[Opening Given entries section]

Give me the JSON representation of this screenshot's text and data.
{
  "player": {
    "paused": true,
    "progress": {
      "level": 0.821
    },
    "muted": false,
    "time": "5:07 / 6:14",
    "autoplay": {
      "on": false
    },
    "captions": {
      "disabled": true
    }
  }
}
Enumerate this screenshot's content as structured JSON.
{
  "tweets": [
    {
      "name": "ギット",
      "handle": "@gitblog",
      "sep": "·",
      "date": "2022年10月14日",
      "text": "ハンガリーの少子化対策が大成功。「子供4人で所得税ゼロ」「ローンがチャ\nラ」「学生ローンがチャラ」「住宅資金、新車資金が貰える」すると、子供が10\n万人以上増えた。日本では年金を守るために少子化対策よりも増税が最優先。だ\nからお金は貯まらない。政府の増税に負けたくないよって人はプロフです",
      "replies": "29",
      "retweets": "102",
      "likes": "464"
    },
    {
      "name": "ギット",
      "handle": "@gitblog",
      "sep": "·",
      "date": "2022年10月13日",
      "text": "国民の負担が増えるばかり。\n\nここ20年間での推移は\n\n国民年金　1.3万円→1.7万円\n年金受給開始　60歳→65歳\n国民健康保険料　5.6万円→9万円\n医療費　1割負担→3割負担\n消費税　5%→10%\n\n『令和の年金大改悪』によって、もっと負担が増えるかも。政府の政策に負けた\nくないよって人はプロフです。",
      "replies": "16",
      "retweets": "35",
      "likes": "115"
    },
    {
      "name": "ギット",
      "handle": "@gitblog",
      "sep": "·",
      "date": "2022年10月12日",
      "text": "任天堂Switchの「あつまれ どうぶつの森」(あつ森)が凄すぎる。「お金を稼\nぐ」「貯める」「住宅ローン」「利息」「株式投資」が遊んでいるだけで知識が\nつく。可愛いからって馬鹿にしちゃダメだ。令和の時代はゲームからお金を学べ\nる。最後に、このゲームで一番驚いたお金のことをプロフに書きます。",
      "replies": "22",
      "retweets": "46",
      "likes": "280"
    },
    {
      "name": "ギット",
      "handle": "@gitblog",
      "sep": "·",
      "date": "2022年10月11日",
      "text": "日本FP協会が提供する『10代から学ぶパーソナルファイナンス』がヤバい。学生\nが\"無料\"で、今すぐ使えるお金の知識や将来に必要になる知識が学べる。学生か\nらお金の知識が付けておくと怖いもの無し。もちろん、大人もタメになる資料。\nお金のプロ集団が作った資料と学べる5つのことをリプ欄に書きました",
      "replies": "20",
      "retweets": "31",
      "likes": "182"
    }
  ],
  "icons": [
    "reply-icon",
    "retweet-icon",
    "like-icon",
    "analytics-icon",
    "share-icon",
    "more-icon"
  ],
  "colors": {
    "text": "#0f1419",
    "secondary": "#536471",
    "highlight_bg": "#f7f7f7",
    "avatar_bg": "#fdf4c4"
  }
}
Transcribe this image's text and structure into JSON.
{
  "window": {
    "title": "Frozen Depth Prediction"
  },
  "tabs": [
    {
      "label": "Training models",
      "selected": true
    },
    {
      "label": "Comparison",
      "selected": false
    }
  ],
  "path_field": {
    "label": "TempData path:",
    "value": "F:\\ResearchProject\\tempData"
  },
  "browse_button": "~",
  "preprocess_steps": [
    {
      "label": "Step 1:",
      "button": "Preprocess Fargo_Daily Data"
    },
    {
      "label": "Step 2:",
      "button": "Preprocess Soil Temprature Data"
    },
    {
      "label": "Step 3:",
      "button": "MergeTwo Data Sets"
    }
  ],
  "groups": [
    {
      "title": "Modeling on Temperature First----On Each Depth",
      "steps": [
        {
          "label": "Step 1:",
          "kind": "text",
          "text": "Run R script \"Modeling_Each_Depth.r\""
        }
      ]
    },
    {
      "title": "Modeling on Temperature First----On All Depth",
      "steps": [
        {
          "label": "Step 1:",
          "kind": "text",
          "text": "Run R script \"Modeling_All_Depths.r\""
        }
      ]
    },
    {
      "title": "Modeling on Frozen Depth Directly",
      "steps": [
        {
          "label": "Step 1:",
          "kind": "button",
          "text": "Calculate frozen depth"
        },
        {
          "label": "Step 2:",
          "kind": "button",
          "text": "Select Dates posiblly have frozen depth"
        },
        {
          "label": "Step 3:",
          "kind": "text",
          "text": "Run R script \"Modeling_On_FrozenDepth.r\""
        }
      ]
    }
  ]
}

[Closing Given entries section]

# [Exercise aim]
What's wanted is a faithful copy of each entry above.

# [Solved problem]
Give me the JSON representation of this screenshot's text and data.
{
  "player": {
    "paused": true,
    "progress": {
      "level": 0.821
    },
    "muted": false,
    "time": "5:07 / 6:14",
    "autoplay": {
      "on": false
    },
    "captions": {
      "disabled": true
    }
  }
}
Enumerate this screenshot's content as structured JSON.
{
  "tweets": [
    {
      "name": "ギット",
      "handle": "@gitblog",
      "sep": "·",
      "date": "2022年10月14日",
      "text": "ハンガリーの少子化対策が大成功。「子供4人で所得税ゼロ」「ローンがチャ\nラ」「学生ローンがチャラ」「住宅資金、新車資金が貰える」すると、子供が10\n万人以上増えた。日本では年金を守るために少子化対策よりも増税が最優先。だ\nからお金は貯まらない。政府の増税に負けたくないよって人はプロフです",
      "replies": "29",
      "retweets": "102",
      "likes": "464"
    },
    {
      "name": "ギット",
      "handle": "@gitblog",
      "sep": "·",
      "date": "2022年10月13日",
      "text": "国民の負担が増えるばかり。\n\nここ20年間での推移は\n\n国民年金　1.3万円→1.7万円\n年金受給開始　60歳→65歳\n国民健康保険料　5.6万円→9万円\n医療費　1割負担→3割負担\n消費税　5%→10%\n\n『令和の年金大改悪』によって、もっと負担が増えるかも。政府の政策に負けた\nくないよって人はプロフです。",
      "replies": "16",
      "retweets": "35",
      "likes": "115"
    },
    {
      "name": "ギット",
      "handle": "@gitblog",
      "sep": "·",
      "date": "2022年10月12日",
      "text": "任天堂Switchの「あつまれ どうぶつの森」(あつ森)が凄すぎる。「お金を稼\nぐ」「貯める」「住宅ローン」「利息」「株式投資」が遊んでいるだけで知識が\nつく。可愛いからって馬鹿にしちゃダメだ。令和の時代はゲームからお金を学べ\nる。最後に、このゲームで一番驚いたお金のことをプロフに書きます。",
      "replies": "22",
      "retweets": "46",
      "likes": "280"
    },
    {
      "name": "ギット",
      "handle": "@gitblog",
      "sep": "·",
      "date": "2022年10月11日",
      "text": "日本FP協会が提供する『10代から学ぶパーソナルファイナンス』がヤバい。学生\nが\"無料\"で、今すぐ使えるお金の知識や将来に必要になる知識が学べる。学生か\nらお金の知識が付けておくと怖いもの無し。もちろん、大人もタメになる資料。\nお金のプロ集団が作った資料と学べる5つのことをリプ欄に書きました",
      "replies": "20",
      "retweets": "31",
      "likes": "182"
    }
  ],
  "icons": [
    "reply-icon",
    "retweet-icon",
    "like-icon",
    "analytics-icon",
    "share-icon",
    "more-icon"
  ],
  "colors": {
    "text": "#0f1419",
    "secondary": "#536471",
    "highlight_bg": "#f7f7f7",
    "avatar_bg": "#fdf4c4"
  }
}
Transcribe this image's text and structure into JSON.
{
  "window": {
    "title": "Frozen Depth Prediction"
  },
  "tabs": [
    {
      "label": "Training models",
      "selected": true
    },
    {
      "label": "Comparison",
      "selected": false
    }
  ],
  "path_field": {
    "label": "TempData path:",
    "value": "F:\\ResearchProject\\tempData"
  },
  "browse_button": "~",
  "preprocess_steps": [
    {
      "label": "Step 1:",
      "button": "Preprocess Fargo_Daily Data"
    },
    {
      "label": "Step 2:",
      "button": "Preprocess Soil Temprature Data"
    },
    {
      "label": "Step 3:",
      "button": "MergeTwo Data Sets"
    }
  ],
  "groups": [
    {
      "title": "Modeling on Temperature First----On Each Depth",
      "steps": [
        {
          "label": "Step 1:",
          "kind": "text",
          "text": "Run R script \"Modeling_Each_Depth.r\""
        }
      ]
    },
    {
      "title": "Modeling on Temperature First----On All Depth",
      "steps": [
        {
          "label": "Step 1:",
          "kind": "text",
          "text": "Run R script \"Modeling_All_Depths.r\""
        }
      ]
    },
    {
      "title": "Modeling on Frozen Depth Directly",
      "steps": [
        {
          "label": "Step 1:",
          "kind": "button",
          "text": "Calculate frozen depth"
        },
        {
          "label": "Step 2:",
          "kind": "button",
          "text": "Select Dates posiblly have frozen depth"
        },
        {
          "label": "Step 3:",
          "kind": "text",
          "text": "Run R script \"Modeling_On_FrozenDepth.r\""
        }
      ]
    }
  ]
}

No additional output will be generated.